AIM OF THE TASK:
Each record must be printed exactly as given.

══════════════════════════════

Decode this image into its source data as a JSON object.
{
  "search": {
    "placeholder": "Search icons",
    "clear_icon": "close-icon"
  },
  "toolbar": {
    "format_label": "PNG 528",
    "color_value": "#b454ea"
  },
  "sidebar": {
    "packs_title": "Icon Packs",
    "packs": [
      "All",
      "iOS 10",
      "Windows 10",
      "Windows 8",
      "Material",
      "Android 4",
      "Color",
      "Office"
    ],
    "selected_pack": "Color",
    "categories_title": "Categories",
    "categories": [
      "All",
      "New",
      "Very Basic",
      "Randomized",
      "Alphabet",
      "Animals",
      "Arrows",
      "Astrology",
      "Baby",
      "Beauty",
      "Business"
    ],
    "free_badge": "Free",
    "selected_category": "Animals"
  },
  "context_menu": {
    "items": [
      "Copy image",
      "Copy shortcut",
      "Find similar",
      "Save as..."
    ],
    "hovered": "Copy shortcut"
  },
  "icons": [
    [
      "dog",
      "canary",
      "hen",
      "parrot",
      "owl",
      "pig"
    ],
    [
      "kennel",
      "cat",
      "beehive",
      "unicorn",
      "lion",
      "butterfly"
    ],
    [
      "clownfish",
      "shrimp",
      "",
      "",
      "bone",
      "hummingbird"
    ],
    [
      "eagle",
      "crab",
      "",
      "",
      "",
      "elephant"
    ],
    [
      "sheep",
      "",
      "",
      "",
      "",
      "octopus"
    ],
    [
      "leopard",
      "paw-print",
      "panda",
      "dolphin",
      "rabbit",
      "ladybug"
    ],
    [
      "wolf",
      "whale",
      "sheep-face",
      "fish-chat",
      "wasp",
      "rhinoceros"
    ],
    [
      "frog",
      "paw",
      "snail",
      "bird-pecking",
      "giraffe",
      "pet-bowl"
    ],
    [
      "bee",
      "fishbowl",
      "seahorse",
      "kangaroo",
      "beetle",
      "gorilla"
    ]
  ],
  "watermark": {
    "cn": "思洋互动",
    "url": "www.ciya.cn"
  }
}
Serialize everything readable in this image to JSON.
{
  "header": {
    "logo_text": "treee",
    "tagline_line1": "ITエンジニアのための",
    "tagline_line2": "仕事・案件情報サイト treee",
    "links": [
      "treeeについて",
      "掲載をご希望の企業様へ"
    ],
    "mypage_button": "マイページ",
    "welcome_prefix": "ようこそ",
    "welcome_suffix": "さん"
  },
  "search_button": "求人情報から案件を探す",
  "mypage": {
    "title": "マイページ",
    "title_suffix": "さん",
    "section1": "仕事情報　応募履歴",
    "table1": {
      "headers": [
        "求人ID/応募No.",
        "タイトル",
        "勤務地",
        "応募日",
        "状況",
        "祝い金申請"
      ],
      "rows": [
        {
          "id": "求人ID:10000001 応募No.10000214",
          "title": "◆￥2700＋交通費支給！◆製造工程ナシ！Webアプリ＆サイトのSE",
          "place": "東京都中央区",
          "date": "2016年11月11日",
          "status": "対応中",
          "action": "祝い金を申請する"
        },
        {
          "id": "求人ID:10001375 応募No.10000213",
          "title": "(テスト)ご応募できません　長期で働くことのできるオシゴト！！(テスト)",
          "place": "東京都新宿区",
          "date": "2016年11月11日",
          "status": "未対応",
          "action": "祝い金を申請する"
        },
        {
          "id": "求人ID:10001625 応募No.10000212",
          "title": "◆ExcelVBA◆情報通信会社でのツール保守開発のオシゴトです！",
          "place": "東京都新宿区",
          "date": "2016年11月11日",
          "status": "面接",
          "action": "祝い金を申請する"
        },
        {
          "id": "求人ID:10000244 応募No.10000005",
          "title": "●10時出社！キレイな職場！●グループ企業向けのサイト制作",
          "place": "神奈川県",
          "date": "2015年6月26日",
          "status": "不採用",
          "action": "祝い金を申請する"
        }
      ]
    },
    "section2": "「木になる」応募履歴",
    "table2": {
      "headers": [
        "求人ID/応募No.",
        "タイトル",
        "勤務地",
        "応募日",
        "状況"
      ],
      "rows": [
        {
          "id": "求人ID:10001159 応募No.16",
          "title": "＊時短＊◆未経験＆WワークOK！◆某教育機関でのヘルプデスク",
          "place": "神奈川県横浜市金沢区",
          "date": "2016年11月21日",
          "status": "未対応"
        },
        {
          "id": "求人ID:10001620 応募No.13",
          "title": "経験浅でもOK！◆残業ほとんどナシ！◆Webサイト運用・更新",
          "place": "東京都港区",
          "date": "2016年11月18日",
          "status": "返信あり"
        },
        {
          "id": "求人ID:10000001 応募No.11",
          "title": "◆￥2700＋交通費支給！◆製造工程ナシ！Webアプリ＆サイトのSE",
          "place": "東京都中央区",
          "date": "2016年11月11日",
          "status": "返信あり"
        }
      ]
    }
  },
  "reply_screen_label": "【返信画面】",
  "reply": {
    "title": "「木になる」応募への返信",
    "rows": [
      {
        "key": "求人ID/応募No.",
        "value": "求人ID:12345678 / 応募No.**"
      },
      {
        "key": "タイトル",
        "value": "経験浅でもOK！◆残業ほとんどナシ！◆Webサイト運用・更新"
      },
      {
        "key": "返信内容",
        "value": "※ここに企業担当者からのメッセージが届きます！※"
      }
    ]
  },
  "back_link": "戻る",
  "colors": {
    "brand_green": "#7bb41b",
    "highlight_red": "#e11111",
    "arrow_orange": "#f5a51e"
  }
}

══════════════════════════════

RESPONSE:
Decode this image into its source data as a JSON object.
{
  "search": {
    "placeholder": "Search icons",
    "clear_icon": "close-icon"
  },
  "toolbar": {
    "format_label": "PNG 528",
    "color_value": "#b454ea"
  },
  "sidebar": {
    "packs_title": "Icon Packs",
    "packs": [
      "All",
      "iOS 10",
      "Windows 10",
      "Windows 8",
      "Material",
      "Android 4",
      "Color",
      "Office"
    ],
    "selected_pack": "Color",
    "categories_title": "Categories",
    "categories": [
      "All",
      "New",
      "Very Basic",
      "Randomized",
      "Alphabet",
      "Animals",
      "Arrows",
      "Astrology",
      "Baby",
      "Beauty",
      "Business"
    ],
    "free_badge": "Free",
    "selected_category": "Animals"
  },
  "context_menu": {
    "items": [
      "Copy image",
      "Copy shortcut",
      "Find similar",
      "Save as..."
    ],
    "hovered": "Copy shortcut"
  },
  "icons": [
    [
      "dog",
      "canary",
      "hen",
      "parrot",
      "owl",
      "pig"
    ],
    [
      "kennel",
      "cat",
      "beehive",
      "unicorn",
      "lion",
      "butterfly"
    ],
    [
      "clownfish",
      "shrimp",
      "",
      "",
      "bone",
      "hummingbird"
    ],
    [
      "eagle",
      "crab",
      "",
      "",
      "",
      "elephant"
    ],
    [
      "sheep",
      "",
      "",
      "",
      "",
      "octopus"
    ],
    [
      "leopard",
      "paw-print",
      "panda",
      "dolphin",
      "rabbit",
      "ladybug"
    ],
    [
      "wolf",
      "whale",
      "sheep-face",
      "fish-chat",
      "wasp",
      "rhinoceros"
    ],
    [
      "frog",
      "paw",
      "snail",
      "bird-pecking",
      "giraffe",
      "pet-bowl"
    ],
    [
      "bee",
      "fishbowl",
      "seahorse",
      "kangaroo",
      "beetle",
      "gorilla"
    ]
  ],
  "watermark": {
    "cn": "思洋互动",
    "url": "www.ciya.cn"
  }
}
Serialize everything readable in this image to JSON.
{
  "header": {
    "logo_text": "treee",
    "tagline_line1": "ITエンジニアのための",
    "tagline_line2": "仕事・案件情報サイト treee",
    "links": [
      "treeeについて",
      "掲載をご希望の企業様へ"
    ],
    "mypage_button": "マイページ",
    "welcome_prefix": "ようこそ",
    "welcome_suffix": "さん"
  },
  "search_button": "求人情報から案件を探す",
  "mypage": {
    "title": "マイページ",
    "title_suffix": "さん",
    "section1": "仕事情報　応募履歴",
    "table1": {
      "headers": [
        "求人ID/応募No.",
        "タイトル",
        "勤務地",
        "応募日",
        "状況",
        "祝い金申請"
      ],
      "rows": [
        {
          "id": "求人ID:10000001 応募No.10000214",
          "title": "◆￥2700＋交通費支給！◆製造工程ナシ！Webアプリ＆サイトのSE",
          "place": "東京都中央区",
          "date": "2016年11月11日",
          "status": "対応中",
          "action": "祝い金を申請する"
        },
        {
          "id": "求人ID:10001375 応募No.10000213",
          "title": "(テスト)ご応募できません　長期で働くことのできるオシゴト！！(テスト)",
          "place": "東京都新宿区",
          "date": "2016年11月11日",
          "status": "未対応",
          "action": "祝い金を申請する"
        },
        {
          "id": "求人ID:10001625 応募No.10000212",
          "title": "◆ExcelVBA◆情報通信会社でのツール保守開発のオシゴトです！",
          "place": "東京都新宿区",
          "date": "2016年11月11日",
          "status": "面接",
          "action": "祝い金を申請する"
        },
        {
          "id": "求人ID:10000244 応募No.10000005",
          "title": "●10時出社！キレイな職場！●グループ企業向けのサイト制作",
          "place": "神奈川県",
          "date": "2015年6月26日",
          "status": "不採用",
          "action": "祝い金を申請する"
        }
      ]
    },
    "section2": "「木になる」応募履歴",
    "table2": {
      "headers": [
        "求人ID/応募No.",
        "タイトル",
        "勤務地",
        "応募日",
        "状況"
      ],
      "rows": [
        {
          "id": "求人ID:10001159 応募No.16",
          "title": "＊時短＊◆未経験＆WワークOK！◆某教育機関でのヘルプデスク",
          "place": "神奈川県横浜市金沢区",
          "date": "2016年11月21日",
          "status": "未対応"
        },
        {
          "id": "求人ID:10001620 応募No.13",
          "title": "経験浅でもOK！◆残業ほとんどナシ！◆Webサイト運用・更新",
          "place": "東京都港区",
          "date": "2016年11月18日",
          "status": "返信あり"
        },
        {
          "id": "求人ID:10000001 応募No.11",
          "title": "◆￥2700＋交通費支給！◆製造工程ナシ！Webアプリ＆サイトのSE",
          "place": "東京都中央区",
          "date": "2016年11月11日",
          "status": "返信あり"
        }
      ]
    }
  },
  "reply_screen_label": "【返信画面】",
  "reply": {
    "title": "「木になる」応募への返信",
    "rows": [
      {
        "key": "求人ID/応募No.",
        "value": "求人ID:12345678 / 応募No.**"
      },
      {
        "key": "タイトル",
        "value": "経験浅でもOK！◆残業ほとんどナシ！◆Webサイト運用・更新"
      },
      {
        "key": "返信内容",
        "value": "※ここに企業担当者からのメッセージが届きます！※"
      }
    ]
  },
  "back_link": "戻る",
  "colors": {
    "brand_green": "#7bb41b",
    "highlight_red": "#e11111",
    "arrow_orange": "#f5a51e"
  }
}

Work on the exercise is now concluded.